My question is, does TrueCrypt automatically unmount an encrypted volume after it's been idle for a certain amount of time? If so, can I override that behavior? If not, what else can explain what I'm seeing? What would I look for in the logs (which are flooded with spam from cron and dhclient, the latter I really need to kill because the server has a static IP, so I haven't been able to spot anything even remotely relevant)?

FWIW, I mounted it with truecrypt /dev/sdf1 /mnt/esata, and I've unmounted it with truecrypt -d (it's the only TrueCrypt volume). I'm using the latest TrueCrypt 7.0a 64-bit console-only, downloaded straight from their website. This is running on an Ubuntu 10.10 server. The process to create the TrueCrypt volume was (roughly) 1) Create an empty partition, 2) truecrypt -c /dev/sdf1 and then follow the on-screen prompts (reasonable password, no keyfile, no hidden volume, format with ext4). Sorry I can't be more exact on this bit, but it was about 2 weeks ago and I have the memory of a goldfish.

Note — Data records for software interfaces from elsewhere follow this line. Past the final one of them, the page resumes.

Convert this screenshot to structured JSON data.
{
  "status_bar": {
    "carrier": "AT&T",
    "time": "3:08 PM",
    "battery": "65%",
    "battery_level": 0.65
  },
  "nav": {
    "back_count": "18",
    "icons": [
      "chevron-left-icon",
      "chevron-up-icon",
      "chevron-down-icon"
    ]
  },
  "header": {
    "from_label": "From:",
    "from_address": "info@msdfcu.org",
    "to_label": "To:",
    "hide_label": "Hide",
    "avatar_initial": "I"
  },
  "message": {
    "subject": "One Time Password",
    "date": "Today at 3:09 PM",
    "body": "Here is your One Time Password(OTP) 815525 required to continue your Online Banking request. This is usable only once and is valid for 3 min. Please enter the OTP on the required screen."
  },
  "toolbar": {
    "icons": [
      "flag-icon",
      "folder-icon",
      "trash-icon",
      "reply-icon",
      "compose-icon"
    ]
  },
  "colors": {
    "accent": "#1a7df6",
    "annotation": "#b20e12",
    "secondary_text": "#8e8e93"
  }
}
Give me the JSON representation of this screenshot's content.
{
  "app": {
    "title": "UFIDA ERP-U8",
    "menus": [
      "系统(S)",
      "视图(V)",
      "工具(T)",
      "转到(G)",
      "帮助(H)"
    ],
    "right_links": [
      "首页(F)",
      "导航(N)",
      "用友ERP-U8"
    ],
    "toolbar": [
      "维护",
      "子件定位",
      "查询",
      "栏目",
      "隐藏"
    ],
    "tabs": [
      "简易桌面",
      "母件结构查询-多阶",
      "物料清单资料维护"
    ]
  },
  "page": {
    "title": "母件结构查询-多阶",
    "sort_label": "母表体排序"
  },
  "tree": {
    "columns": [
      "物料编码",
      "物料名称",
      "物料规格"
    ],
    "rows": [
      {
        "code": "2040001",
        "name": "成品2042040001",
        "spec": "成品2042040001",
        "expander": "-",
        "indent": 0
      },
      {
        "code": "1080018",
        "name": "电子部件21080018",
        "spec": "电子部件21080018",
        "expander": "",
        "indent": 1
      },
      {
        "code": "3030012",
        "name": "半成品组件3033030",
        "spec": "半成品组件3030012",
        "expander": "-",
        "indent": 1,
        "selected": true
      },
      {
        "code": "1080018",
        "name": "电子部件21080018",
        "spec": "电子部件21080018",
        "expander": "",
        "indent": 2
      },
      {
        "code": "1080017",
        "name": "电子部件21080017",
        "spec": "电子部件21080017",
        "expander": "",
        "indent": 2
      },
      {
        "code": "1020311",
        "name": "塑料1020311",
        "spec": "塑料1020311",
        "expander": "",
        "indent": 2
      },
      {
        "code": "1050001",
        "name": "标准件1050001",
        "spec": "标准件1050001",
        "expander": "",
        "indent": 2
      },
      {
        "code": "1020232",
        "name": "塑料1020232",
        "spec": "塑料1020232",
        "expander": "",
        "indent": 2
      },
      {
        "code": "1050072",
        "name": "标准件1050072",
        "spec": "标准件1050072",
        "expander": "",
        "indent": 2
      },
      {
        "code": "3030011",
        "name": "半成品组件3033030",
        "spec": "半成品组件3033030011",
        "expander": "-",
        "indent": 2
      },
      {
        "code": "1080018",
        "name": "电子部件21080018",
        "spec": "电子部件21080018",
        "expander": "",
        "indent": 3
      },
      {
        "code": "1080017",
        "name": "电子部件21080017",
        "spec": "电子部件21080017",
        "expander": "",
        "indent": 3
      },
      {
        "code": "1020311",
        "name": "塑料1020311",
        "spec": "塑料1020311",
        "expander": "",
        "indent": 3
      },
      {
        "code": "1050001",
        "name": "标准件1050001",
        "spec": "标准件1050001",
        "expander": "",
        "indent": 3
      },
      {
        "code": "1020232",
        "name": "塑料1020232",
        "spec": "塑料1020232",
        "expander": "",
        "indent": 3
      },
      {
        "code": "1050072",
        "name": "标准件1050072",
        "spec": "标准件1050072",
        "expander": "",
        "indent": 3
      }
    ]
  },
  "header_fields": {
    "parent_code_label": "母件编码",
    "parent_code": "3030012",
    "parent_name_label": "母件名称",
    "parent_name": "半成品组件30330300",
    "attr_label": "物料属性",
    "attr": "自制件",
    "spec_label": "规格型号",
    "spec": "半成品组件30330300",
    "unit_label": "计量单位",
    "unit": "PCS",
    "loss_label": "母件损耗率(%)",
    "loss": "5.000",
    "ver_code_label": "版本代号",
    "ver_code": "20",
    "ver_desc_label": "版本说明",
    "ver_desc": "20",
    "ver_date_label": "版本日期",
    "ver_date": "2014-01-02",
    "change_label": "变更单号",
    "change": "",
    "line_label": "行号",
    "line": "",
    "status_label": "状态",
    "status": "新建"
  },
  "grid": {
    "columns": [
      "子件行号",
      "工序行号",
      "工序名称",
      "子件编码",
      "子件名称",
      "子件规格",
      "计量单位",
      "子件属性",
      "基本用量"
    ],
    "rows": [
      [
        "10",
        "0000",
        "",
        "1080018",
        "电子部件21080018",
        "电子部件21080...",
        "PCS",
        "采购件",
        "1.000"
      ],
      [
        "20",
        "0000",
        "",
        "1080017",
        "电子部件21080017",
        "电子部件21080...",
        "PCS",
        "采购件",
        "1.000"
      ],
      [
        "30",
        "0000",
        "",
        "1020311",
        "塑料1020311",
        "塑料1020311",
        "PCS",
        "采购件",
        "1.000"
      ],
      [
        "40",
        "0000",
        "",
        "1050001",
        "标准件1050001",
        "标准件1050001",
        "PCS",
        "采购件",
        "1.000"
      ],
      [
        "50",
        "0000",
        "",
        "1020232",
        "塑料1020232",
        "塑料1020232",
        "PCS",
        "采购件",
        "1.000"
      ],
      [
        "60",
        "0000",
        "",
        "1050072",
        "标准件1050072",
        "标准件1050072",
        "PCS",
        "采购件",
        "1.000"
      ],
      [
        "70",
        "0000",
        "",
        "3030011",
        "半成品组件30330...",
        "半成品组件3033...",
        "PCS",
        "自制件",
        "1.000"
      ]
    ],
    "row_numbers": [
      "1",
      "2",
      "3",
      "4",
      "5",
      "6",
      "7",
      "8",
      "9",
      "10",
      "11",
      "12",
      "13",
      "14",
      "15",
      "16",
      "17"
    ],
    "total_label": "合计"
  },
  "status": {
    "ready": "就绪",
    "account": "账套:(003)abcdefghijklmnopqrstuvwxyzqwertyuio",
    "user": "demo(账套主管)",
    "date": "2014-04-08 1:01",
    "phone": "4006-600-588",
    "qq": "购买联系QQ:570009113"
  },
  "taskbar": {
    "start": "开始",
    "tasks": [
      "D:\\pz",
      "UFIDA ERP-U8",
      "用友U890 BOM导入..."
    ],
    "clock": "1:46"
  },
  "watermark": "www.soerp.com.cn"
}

share|improve this question

3 Answers 3

Perhaps power management is kicking in automatically? Is there any automatic power management in the BIOS?

share|improve this answer
    
Hm, good thought. I'll investigate that, although unfortunately that will have to wait until this weekend when I can physically get to the box again (currently traveling). –  Kromey Apr 22 '11 at 0:18
1  
I've encountered a few IDE hard drives over the years that shut themselves down too. If the BIOS doesn't pan out, try setting up a cron job that accesses the drive periodically. Have a nice trip! –  Randolf Richardson Apr 22 '11 at 0:27
    
@Randolf Ooh, that's a really good idea, too. And these are WD Green drives, so that could very well be the reason! I wonder though (if this is indeed the case) if there's a way to let it power down until I actually need it again (short of creating a mount-backup-unmount process, that is)... –  Kromey Apr 22 '11 at 0:40

Do you ever use the GUI?

There are preference settings for auto-dismount. You can see them in this screenshot on the TrueCrypt website.

I don't know for sure though if the GUI preferences have any impact on the CLI usage.

share|improve this answer
    
Unfortunately, it's a server installation with no GUI at all. I suppose I could put a GUI on there, but, again, it's a server -- it's not supposed to have one. –  Kromey Apr 22 '11 at 0:17
up vote 0 down vote accepted

BIOS didn't have any power-saving features turned on, and I couldn't find any that were enabled in my Ubuntu server system either (well, except for turning off the monitor after so much inactivity, of course). I never actually did find a direct answer to this question, but it's bugging me to accept an answer here, so here's what I did to address the situation:

I've scripted the process of mounting & decrypting the hard drive, running the backup routine, and then promptly unmounting the drive again. As a convenient side-effect, it makes it easier to grab the drive and remove it for taking it to off-site storage.

share|improve this answer

Your Answer

 
discard

By posting your answer, you agree to the privacy policy and terms of service.

Not the answer you're looking for? Browse other questions tagged or ask your own question.